Long may artists continue to produce 'albums'. In most cases, the principle of putting a collection of songs together specifically for this purpose starts a deliberate process of producing a viable product for the listener. The thought that goes into the concept I believe starts to build the quality of the finished product from the outset. For the 'local' working musician, I believe that an album will be created with the final product in mind, rather than it being an afterthought to group their most recent recordings. In this case, all albums become arguably, 'concept' albums, which I see as a good thing. Not all concept albums need to be 'Journey To The Centre Of The Earth'. Most cd's I have bought in recent times have been from gigs and directly from the artist. I find I listen to them more than 'shop' bought ones.

Neil Spragg said...

Absolutely true that the album (or in fact any 'physical' release) still has legs when it's not as the (almost incidental) by-product of a campaign by a major corporation. So many bands self-release now, and with good reason...

Radio To Go said...

Hi David
Thanks for your comment. Funny; I do exactly the same.

Radio To Go said...

Neil, in a future blog post, I'm going to try - I may not succeed - to analyse how beneficial shifting your merch can be in relation to the gig money you get. Of course, this is a sensitive area...

PF said...

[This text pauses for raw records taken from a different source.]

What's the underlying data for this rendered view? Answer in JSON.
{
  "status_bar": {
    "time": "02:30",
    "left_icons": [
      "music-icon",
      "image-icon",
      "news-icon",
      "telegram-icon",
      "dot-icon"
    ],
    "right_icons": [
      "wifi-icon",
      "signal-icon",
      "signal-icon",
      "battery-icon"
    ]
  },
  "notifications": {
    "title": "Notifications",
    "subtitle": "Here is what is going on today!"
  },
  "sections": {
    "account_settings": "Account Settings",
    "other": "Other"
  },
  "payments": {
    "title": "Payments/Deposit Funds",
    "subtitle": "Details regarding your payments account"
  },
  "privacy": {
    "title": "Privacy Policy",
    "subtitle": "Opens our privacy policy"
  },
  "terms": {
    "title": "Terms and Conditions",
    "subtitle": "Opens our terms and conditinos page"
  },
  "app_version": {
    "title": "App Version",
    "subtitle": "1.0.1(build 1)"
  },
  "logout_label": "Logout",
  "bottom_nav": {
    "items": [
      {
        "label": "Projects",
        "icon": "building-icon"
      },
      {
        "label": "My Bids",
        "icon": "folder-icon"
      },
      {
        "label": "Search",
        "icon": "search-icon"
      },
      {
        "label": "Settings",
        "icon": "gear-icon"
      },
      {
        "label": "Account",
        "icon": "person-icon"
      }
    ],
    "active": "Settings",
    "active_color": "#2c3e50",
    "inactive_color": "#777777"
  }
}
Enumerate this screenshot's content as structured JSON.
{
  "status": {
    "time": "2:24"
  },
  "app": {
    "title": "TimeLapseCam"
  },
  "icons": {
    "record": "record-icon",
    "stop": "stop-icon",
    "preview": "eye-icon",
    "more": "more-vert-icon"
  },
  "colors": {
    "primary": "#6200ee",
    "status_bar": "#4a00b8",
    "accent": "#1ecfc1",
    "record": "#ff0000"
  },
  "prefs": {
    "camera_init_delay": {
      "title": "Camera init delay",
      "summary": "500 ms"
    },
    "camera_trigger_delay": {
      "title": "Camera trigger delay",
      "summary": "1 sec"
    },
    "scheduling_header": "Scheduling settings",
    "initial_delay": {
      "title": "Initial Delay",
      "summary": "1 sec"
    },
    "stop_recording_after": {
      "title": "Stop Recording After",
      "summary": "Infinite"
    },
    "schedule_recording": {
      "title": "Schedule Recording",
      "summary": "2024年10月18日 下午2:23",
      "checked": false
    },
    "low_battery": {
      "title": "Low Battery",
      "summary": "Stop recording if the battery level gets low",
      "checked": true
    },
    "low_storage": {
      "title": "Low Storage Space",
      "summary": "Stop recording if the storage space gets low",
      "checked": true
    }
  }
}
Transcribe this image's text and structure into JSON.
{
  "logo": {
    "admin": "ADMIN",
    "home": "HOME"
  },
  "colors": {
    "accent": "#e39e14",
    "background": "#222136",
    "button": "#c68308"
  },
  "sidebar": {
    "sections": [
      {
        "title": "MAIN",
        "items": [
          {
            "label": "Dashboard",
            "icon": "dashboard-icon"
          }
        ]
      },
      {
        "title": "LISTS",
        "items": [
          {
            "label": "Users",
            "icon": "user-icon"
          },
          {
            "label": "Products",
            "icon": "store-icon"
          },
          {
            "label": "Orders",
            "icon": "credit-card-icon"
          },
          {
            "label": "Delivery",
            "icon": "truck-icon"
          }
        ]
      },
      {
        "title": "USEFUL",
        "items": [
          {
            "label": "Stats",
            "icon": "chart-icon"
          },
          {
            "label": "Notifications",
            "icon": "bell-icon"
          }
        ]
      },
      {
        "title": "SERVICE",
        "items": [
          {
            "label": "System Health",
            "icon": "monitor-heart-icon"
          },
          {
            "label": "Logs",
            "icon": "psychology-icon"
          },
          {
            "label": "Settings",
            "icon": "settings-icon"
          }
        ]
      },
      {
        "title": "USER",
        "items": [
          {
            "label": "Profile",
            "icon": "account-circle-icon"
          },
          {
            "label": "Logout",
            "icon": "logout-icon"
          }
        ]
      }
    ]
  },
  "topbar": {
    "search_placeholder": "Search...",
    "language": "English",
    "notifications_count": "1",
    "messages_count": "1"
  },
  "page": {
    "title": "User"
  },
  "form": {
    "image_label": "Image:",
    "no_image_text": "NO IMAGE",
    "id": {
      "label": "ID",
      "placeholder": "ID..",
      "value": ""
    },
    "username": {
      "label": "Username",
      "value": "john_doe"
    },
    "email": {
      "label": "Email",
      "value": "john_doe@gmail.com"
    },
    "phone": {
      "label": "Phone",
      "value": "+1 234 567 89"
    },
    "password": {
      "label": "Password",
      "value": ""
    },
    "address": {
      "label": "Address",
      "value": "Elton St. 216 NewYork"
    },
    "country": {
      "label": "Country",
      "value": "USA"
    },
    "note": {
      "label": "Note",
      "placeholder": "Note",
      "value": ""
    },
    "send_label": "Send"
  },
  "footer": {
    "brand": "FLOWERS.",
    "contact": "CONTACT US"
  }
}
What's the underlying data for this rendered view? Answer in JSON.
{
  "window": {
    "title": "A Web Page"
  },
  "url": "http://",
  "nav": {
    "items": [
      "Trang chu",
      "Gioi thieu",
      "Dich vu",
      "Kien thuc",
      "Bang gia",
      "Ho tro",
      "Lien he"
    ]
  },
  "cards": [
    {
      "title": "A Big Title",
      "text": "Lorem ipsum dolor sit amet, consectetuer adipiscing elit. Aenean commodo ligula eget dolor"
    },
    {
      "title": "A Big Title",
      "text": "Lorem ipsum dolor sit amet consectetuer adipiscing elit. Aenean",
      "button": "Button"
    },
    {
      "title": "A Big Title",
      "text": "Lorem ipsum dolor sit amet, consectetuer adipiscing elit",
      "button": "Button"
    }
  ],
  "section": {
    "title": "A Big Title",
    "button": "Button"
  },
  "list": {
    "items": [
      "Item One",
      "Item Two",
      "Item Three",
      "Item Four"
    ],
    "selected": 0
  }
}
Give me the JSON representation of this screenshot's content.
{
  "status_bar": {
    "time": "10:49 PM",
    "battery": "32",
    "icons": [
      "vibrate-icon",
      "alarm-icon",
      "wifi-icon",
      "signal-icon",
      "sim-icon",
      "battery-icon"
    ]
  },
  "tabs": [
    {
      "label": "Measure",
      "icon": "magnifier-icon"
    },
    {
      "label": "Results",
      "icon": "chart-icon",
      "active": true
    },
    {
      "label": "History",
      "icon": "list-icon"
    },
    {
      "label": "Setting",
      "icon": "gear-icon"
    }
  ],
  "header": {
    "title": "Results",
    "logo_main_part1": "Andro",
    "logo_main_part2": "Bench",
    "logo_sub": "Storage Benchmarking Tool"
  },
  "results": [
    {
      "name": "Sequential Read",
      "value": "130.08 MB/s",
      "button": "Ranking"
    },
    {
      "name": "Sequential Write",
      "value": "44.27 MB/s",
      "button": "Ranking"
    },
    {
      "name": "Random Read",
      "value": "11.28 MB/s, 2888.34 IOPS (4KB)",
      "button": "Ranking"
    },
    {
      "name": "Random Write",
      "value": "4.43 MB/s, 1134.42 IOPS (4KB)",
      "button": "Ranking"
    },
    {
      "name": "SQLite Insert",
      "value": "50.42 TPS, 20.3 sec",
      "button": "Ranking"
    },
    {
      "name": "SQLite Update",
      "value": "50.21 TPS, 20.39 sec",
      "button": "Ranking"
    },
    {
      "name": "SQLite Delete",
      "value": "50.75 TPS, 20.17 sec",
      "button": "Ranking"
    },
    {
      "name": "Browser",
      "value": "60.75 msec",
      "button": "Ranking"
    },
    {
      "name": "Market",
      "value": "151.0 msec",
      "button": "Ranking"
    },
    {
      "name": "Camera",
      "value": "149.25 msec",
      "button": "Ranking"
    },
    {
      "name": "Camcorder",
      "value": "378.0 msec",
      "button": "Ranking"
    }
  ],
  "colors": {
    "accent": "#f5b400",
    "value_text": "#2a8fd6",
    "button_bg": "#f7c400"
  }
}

I've written a few things on this - and being the longest diatribes. We all seem willing to write off the album but the format remains quite resilient. It may be fewer sales but it's still in the multi-millions. I suspect it has a lot to do with most people's desire for 'value for money' which may continue further if MP3 pricing goes up as a result of the Chancellor's VAT changes.

Ruby Turner said...

Should this be a worry or do we roll with it ? We roll, which ever way we must keep making music.

Neil Spragg said...

Sensitive how? So few bands make any kind of money off gigging...